Sanders’ 9th executive order repeals 5 covid-19 pandemic groups, committees

She favors other health priorities

Medical personnel prepare a covid-19 test for Trey Berry, a junior at the University of Arkansas, Fayetteville, in this Jan. 6, 2021 file photo. The testing was part of a drive-up testing clinic hosted by the Arkansas Department of Health in the parking lot across from Baum-Walker Stadium at the corner of Razorback Road and 15th Street in Fayetteville. (NWA Democrat-Gazette/David Gottschalk)

Gov. Sarah Huckabee Sanders announced Friday she has disbanded five government covid-19 pandemic groups and committees that were established under the previous administration.
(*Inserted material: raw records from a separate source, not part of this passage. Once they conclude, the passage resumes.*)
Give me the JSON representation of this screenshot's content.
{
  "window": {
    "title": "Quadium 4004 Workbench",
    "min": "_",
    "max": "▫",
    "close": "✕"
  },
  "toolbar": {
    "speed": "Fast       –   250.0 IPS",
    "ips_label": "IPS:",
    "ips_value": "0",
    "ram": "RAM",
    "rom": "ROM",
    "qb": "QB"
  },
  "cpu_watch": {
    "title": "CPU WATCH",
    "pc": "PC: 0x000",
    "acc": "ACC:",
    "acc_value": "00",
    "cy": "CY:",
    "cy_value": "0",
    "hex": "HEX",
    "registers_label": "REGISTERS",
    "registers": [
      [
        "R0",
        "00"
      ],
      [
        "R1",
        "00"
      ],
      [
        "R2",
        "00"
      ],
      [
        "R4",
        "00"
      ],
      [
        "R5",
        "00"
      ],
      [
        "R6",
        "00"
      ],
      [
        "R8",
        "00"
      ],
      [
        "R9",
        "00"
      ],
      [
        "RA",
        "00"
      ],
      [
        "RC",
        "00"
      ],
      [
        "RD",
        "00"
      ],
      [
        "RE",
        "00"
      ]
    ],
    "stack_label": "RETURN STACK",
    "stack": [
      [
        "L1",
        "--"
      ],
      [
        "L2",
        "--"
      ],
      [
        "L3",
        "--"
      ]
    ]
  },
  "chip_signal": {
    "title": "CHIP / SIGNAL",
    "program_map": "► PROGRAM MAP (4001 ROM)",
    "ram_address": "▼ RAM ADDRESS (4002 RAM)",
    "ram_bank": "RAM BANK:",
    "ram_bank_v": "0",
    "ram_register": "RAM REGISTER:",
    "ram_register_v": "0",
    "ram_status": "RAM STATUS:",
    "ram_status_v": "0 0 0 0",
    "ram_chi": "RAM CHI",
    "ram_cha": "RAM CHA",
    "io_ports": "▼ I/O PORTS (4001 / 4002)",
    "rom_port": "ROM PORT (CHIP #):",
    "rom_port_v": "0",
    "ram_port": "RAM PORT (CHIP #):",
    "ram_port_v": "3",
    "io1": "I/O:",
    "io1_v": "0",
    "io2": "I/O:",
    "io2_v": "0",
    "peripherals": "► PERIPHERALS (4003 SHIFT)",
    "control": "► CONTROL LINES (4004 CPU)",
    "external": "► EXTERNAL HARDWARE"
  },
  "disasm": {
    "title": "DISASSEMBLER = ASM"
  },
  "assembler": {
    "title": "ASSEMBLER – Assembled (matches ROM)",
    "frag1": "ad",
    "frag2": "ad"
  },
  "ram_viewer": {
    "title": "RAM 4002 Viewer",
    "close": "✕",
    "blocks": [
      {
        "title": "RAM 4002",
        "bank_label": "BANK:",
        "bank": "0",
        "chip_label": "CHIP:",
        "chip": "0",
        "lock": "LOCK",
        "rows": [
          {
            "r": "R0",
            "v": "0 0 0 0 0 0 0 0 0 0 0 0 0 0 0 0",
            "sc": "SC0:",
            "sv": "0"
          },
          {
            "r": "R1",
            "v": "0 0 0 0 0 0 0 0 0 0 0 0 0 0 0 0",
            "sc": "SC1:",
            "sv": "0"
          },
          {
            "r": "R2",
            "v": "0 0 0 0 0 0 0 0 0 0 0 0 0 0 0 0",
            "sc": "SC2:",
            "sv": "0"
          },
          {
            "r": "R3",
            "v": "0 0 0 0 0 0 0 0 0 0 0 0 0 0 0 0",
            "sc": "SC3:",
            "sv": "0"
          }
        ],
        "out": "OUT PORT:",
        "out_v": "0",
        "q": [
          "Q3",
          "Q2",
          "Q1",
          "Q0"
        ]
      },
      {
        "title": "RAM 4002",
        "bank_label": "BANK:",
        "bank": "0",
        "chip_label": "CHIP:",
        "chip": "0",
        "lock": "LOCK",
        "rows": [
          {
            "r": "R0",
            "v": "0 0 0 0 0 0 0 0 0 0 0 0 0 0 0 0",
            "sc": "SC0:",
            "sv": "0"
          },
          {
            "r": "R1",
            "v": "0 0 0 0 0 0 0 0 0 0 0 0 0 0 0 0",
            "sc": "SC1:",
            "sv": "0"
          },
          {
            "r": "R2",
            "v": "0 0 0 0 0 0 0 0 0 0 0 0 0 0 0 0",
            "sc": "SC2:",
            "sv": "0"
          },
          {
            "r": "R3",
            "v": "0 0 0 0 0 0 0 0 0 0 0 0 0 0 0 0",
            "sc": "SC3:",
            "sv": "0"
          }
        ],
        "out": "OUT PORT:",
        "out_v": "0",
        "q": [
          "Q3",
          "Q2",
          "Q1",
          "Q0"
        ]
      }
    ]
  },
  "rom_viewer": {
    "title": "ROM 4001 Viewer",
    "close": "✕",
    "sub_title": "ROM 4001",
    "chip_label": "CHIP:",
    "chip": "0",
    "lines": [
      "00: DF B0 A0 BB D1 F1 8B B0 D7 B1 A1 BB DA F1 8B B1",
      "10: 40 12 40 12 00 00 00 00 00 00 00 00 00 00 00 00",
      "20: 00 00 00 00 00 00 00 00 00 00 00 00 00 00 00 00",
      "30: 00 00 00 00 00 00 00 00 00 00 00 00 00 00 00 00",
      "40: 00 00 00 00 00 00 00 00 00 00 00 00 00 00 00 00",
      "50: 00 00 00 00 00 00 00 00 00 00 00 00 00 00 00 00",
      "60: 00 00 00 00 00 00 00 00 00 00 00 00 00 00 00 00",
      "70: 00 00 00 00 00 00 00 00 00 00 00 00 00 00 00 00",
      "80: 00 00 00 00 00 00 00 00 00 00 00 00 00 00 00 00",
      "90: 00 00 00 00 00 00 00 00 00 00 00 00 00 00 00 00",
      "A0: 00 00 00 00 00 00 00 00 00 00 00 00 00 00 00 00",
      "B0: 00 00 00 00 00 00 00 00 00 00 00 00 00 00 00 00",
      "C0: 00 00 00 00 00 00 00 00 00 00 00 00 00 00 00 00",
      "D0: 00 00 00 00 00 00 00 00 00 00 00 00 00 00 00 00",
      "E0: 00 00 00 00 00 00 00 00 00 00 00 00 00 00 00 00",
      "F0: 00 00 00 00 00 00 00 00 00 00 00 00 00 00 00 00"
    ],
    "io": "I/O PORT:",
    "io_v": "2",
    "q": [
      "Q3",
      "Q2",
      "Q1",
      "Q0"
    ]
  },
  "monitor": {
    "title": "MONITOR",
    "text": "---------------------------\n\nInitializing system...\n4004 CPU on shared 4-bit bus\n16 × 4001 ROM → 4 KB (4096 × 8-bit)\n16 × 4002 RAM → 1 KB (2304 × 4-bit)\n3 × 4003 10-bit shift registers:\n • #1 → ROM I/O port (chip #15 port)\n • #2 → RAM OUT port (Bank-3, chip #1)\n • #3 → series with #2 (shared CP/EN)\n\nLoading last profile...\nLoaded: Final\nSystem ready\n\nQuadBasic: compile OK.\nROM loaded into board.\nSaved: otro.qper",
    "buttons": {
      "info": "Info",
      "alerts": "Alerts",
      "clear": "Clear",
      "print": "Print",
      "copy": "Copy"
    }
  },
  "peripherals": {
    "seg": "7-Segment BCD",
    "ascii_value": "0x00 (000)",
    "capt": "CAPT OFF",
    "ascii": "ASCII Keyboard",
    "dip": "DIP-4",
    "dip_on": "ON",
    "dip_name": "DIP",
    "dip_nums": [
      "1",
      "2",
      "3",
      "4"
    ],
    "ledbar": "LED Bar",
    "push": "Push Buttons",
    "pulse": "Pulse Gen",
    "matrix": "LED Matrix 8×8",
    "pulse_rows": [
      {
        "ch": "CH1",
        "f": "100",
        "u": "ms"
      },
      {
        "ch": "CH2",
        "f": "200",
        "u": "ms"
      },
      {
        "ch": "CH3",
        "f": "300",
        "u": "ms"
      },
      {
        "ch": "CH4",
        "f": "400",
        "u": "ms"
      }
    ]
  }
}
The committees, all established through executive orders by Gov. Asa Hutchinson in 2020, are groups that advised the ex-governor on how to manage the covid-19 pandemic. In a statement, Sanders said her administration will "prioritize and promote other pressing public health challenges." Sanders cited comments President Joe Biden made in a 60 Minutes interview last year where he said "the pandemic is over."

"Unfortunately, government has prioritized covid-19 disproportionally and allowed other health concerns like addiction, cancer screenings, diabetes, and mental health to worsen," Sanders said. "As governor, I will always put the health, safety, and well-being of Arkansans first."

There were 5,677 active cases of covid-19 in Arkansas as of Friday, down by 242 from Thursday, according to data from the Arkansas Department of Health.

The total number of cases of covid-19 increased by 403, bringing the total to 991,361. There were 329 people hospitalized with covid-19, down by 24 compared with Thursday. The Health Department reported an additional seven deaths from covid-19 Friday, bringing the total to 12,750.

Sanders' latest executive order disbands the Arkansas Coronavirus Aid, Relief and Economic Security Act Steering Committee, the Governor's Medical Advisory Committee for Post-Peak Covid-19 Response, the Governor's Covid-19 Testing Advisory Group, the Governor's Covid-19 Technical Advisory Board and the Governor's Covid-19 Winter Task Force.

['BACK TO NORMAL': Read Sanders' executive order »]

The CARES Act Steering Committee helped advise the state on how to spend federal pandemic stimulus. The committee for post-peak response advised the state on how to reopen without causing a second wave of the virus. The testing advisory group was established to counsel the state when tests were limited. The technical advisory board helped with contact tracing, while the winter task force helped the state manage hospital capacity when cases were expected to surge.

Sanders said she would not impose "mask mandates or vaccine mandates" and promised voters she "would not shut down churches and schools" if elected.

"The first case of covid-19 was identified more than three years ago, and it is time for Arkansas -- and America -- to get back to normal," the Republican governor said in the release.

Most of the pandemic restrictions in Arkansas are gone. The order Sanders signed Friday was the ninth she has signed since taking office Tuesday.

In September 2021, Hutchinson let the state's covid-19 public health emergency expire and in March 2021 he ended the state's mask mandate.

Some of Hutchinson's covid-19 policies put him at odds with lawmakers, who wrestled more control from the Republican governor during the pandemic. One law, Act 403, passed by the General Assembly in 2021, requires the Legislative Council to approve any emergency declarations after 60 days.

Hutchinson held daily covid-19 news conferences with state health officials to brief the public on the latest coronavirus numbers.

In 2021, Hutchinson traveled the state with health officials to promote the covid-19 vaccines but resisted calls for a vaccine mandate.

In July 2021, Sanders wrote in an opinion piece in the Democrat-Gazette in support of vaccination against covid-19.

"Based on the advice of my doctor, I determined that the benefits of getting vaccinated outweighed any potential risks," Sanders wrote. "I was also reassured after President Trump and his family were vaccinated. If getting vaccinated was safe enough for them, I felt it was safe enough for me."